To embody the Gospel as a Christian is to step toward the pain of others, to be with others in their unrest, to engage the civil tensions in our towns and governments, not with a mind to win an argument but with a heart to go bless others with the love of Jesus.
Followers of Jesus should resist the temptation to hide, or a rolling of the eyes that says, “That’s just how sinners are. Be quiet, keep your head down, and soon it will all be over cause we’ll get to go to Heaven!”
The Gospel requires an incarnational engagement with the people God puts in our lives. Hiding kills the opportunity to witness to the grace, hope, truth, forgiveness, restoration and justice that is the work of Christ. God comes to us, and we should have the same to others mindset.
I offer three principles:
1. As a Christian, be informed about your world. Engage what’s happening, be aware of the feelings and issues of your day. Is the video of Eric Garner dying horrible to watch? Yes, it is. Are those little starving African orphans on late night, non-profit infomercials so sad you can barely stand it? Yes, they are. Do the violent protests around America cause you emotions and/or judgments you don’t enjoy experiencing? Maybe so. But these are people. Real people in real time who God really loves and who He really wants to experience His love. That’s where you come in. Please don’t hide.
2. Think about those feelings and issues with Christ. How did He engage people with those same feelings? Toward what kinds of situations and people did Jesus advance? What did He have to say about situations similar to the ones in our cultural contexts? How did He respond in tense situations? But Jesus never hid.
3. Go bless. Like John Ortberg says, “This is the mission of the church: go bless.” You are an agent of the deep heart of God with the capacity to extend God’s heart and goodness to others. It’s in your spiritual DNA. Things don’t have to be the way they naturally are. And they shouldn’t be the way we think they should be. God has a third place, a better way of acting and reacting to the broken, hurting world around us. Central to that is the idea that God is with us, and we should be with others, especially at the points of highest tension, strongest emotion and deepest fears. Jesus is Immanuel, God with us. He is not God who hides from us.
The beauty of being a follower of Jesus is not a free ticket out of here. The beauty of being a follower of Jesus is faith that is substantive, love that is actualized, and hope that refuses to die.

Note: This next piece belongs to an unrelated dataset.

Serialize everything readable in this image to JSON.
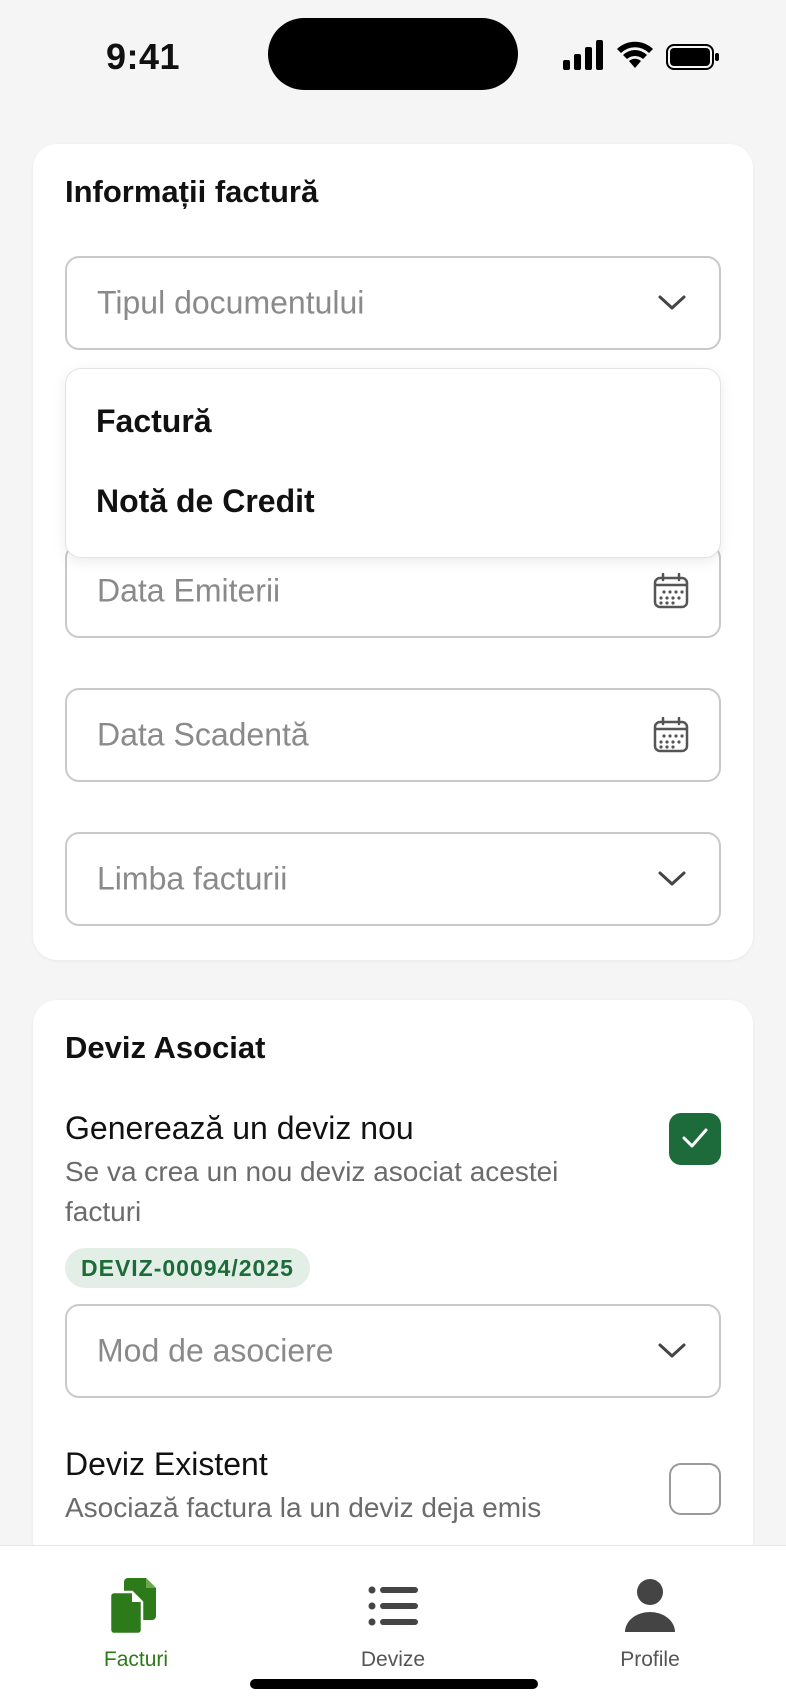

These three things — faith, love and hope — are the core of the work of Christ, and the guiding principles of His Kingdom, which is a right here, right now, ever-expanding, increasing in glory Kingdom.
As Jesus taught us to pray:
Thy Kingdom come,
Thy will be done,
As it is in heaven.